But that is what many now advocate doing. Upon entering office, the Obama administration narrowed American goals in Afghanistan to "disrupt, dismantle, and defeat al Qaeda and its safe havens in Pakistan, and to prevent their return to Pakistan or Afghanistan." The administration has since entered into talks with the Taliban and even groups such as the Haqqani network who continue to mete out violence on a regular basis against Afghans and coalition forces. Afghan women and minorities have begun to express concern about these attempts to rehabilitate what remains a murderous backwards movement straight out of the Middle Ages.

Making the situation even worse, President Obama has largely abandoned the presidential bully pulpit on Afghanistan, by some accounts, giving as few as four major speeches on the war even as he surged tens of thousands of troops into theater in 2009. The public has responded accordingly. Recent polls have indicated that as few as 25 to 30 percent of Americans support the war. With this lack of moral leadership, it's no wonder most Americans don't know why we are there or what our strategy is and want to speed up the withdrawal.

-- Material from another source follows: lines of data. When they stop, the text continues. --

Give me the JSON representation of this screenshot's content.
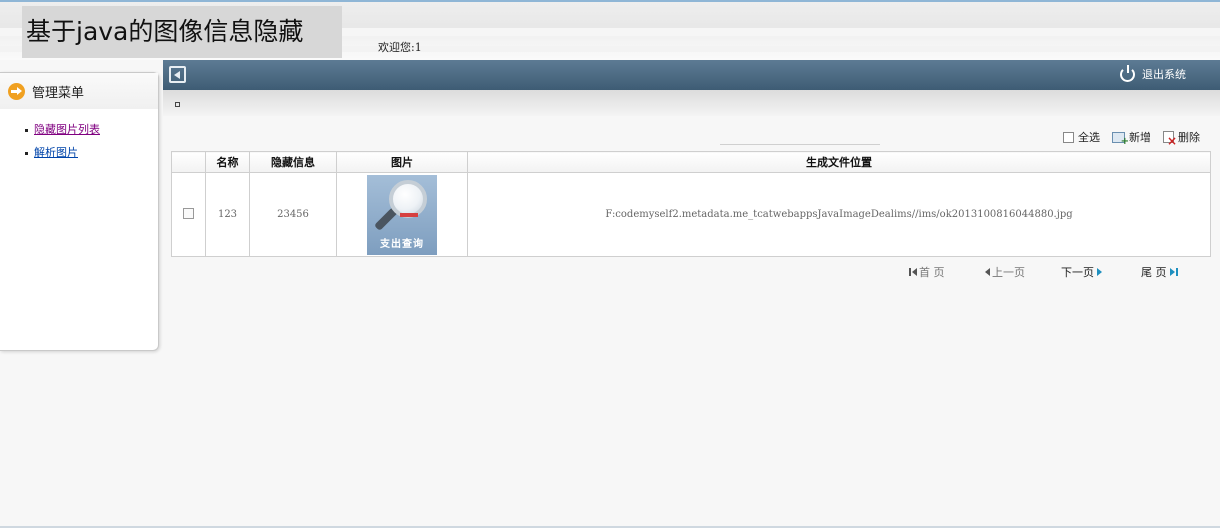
{
  "header": {
    "title": "基于java的图像信息隐藏",
    "welcome": "欢迎您:1"
  },
  "topbar": {
    "logout_label": "退出系统"
  },
  "sidebar": {
    "title": "管理菜单",
    "items": [
      {
        "label": "隐藏图片列表"
      },
      {
        "label": "解析图片"
      }
    ]
  },
  "toolbar": {
    "select_all": "全选",
    "add": "新增",
    "delete": "删除"
  },
  "table": {
    "columns": [
      "",
      "名称",
      "隐藏信息",
      "图片",
      "生成文件位置"
    ],
    "rows": [
      {
        "name": "123",
        "hidden_info": "23456",
        "image_caption": "支出查询",
        "file_path": "F:codemyself2.metadata.me_tcatwebappsJavaImageDealims//ims/ok2013100816044880.jpg"
      }
    ]
  },
  "pagination": {
    "first": "首 页",
    "prev": "上一页",
    "next": "下一页",
    "last": "尾 页"
  },
  "colors": {
    "topbar": "#4a687f",
    "accent_orange": "#f0a020",
    "link_visited": "#800080",
    "link": "#0044aa"
  }
}
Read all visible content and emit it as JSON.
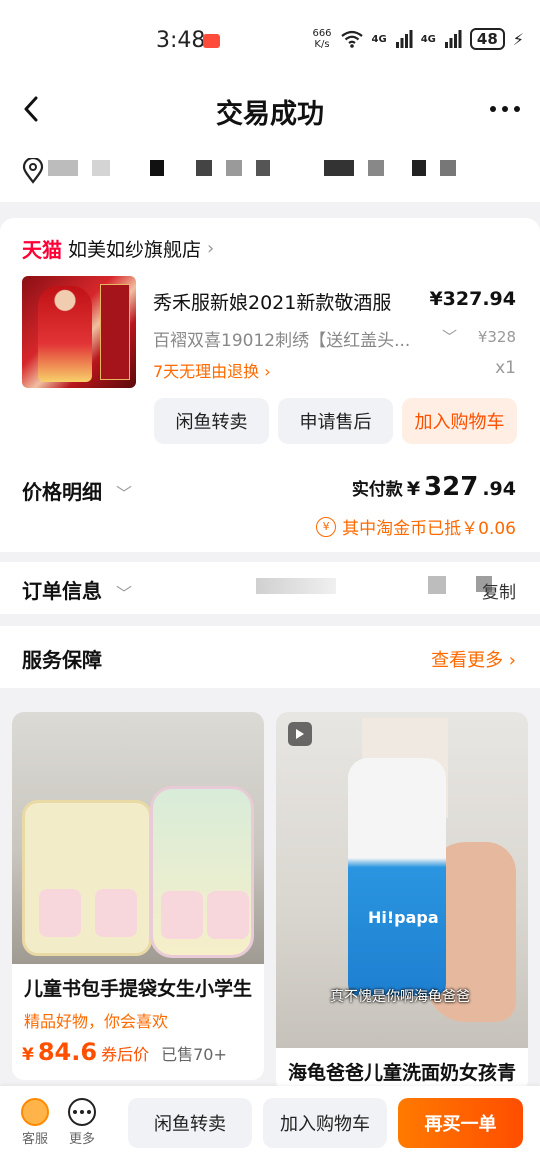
{
  "status": {
    "time": "3:48",
    "net_speed_value": "666",
    "net_speed_unit": "K/s",
    "signal1": "4G",
    "signal2": "4G",
    "battery": "48"
  },
  "header": {
    "title": "交易成功"
  },
  "shop": {
    "platform": "天猫",
    "name": "如美如纱旗舰店",
    "chevron": "›"
  },
  "product": {
    "title": "秀禾服新娘2021新款敬酒服",
    "price": "¥327.94",
    "sku": "百褶双喜19012刺绣【送红盖头...",
    "original_price": "¥328",
    "return_policy": "7天无理由退换 ›",
    "quantity": "x1"
  },
  "actions": {
    "resell": "闲鱼转卖",
    "after_sale": "申请售后",
    "add_cart": "加入购物车"
  },
  "price_detail": {
    "label": "价格明细",
    "paid_label": "实付款",
    "paid_yen": "¥",
    "paid_amount": "327",
    "paid_decimal": ".94",
    "coin_text": "其中淘金币已抵￥0.06",
    "coin_icon": "¥"
  },
  "order_info": {
    "label": "订单信息",
    "copy": "复制"
  },
  "service": {
    "label": "服务保障",
    "see_more": "查看更多 ›"
  },
  "recommend": [
    {
      "title": "儿童书包手提袋女生小学生",
      "subtitle": "精品好物，你会喜欢",
      "price_yen": "¥",
      "price": "84.6",
      "price_tag": "券后价",
      "sold": "已售70+"
    },
    {
      "title": "海龟爸爸儿童洗面奶女孩青",
      "caption": "真不愧是你啊海龟爸爸",
      "bottle_label": "Hi!papa"
    }
  ],
  "bottom_bar": {
    "service": "客服",
    "more": "更多",
    "resell": "闲鱼转卖",
    "add_cart": "加入购物车",
    "buy_again": "再买一单"
  },
  "colors": {
    "accent": "#ff5000",
    "tmall": "#ff0036",
    "orange_text": "#ff6a00"
  }
}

The roles of explainer-in-chief have been relegated to people like Ambassador Ryan Crocker and General John Allen, putting these non-politicians in an awkward position. Allen ended his recent prepared testimony to the relevant House and Senate committees by quoting from a moving letter written by Marine Sgt William Stacey, who recently was killed in action in Afghanistan. Left for his family in the event of his death, Stacey wrote in the letter that "....there will be a child who will live because men left the security they enjoyed in their home country to come to his. And this child will learn in the new schools that have been built. He will walk his streets not worried about whether or not his leader's henchmen are going to come and kidnap him. He will grow into a fine man who will pursue every opportunity his heart could desire. He will have the gift of freedom, which I have enjoyed for so long. If my life buys the safety of a child who will one day change this world, then I know that it was all worth it...."

Sgt Stacey clearly understood why we are in Afghanistan and what we are achieving, but making the moral case for the war should not solely be the domain of the uniformed military. For the majority of our troops in Afghanistan, many of whom have endured two, three, or even four tours, they wouldn't be going back if it wasn't worth it. They are there to serve a cause greater than themselves. As I witnessed in places like Kandahar and Helmand provinces on a trip to Afghanistan in October of last year, we have been successful where we've properly resourced the effort and our men and women in uniform have achieved amazing things not just on the battlefield, but also for the Afghan people. As my fellow Shadow Government contributor Paul Miller has noted, the lives of ordinary Afghans, especially women and children, have improved remarkably over the last decade.

Recent events notwithstanding, we are winning, but as long as we continue to narrow our goals and talk only of metrics, timelines, and the latest scandal, we're setting ourselves up for literal failure and perhaps even worse, a compromising of what we stand for as a country and an alliance.

Jamie M. Fly is executive director of the Foreign Policy Initiative.

JOHN THYS/AFP/Getty Images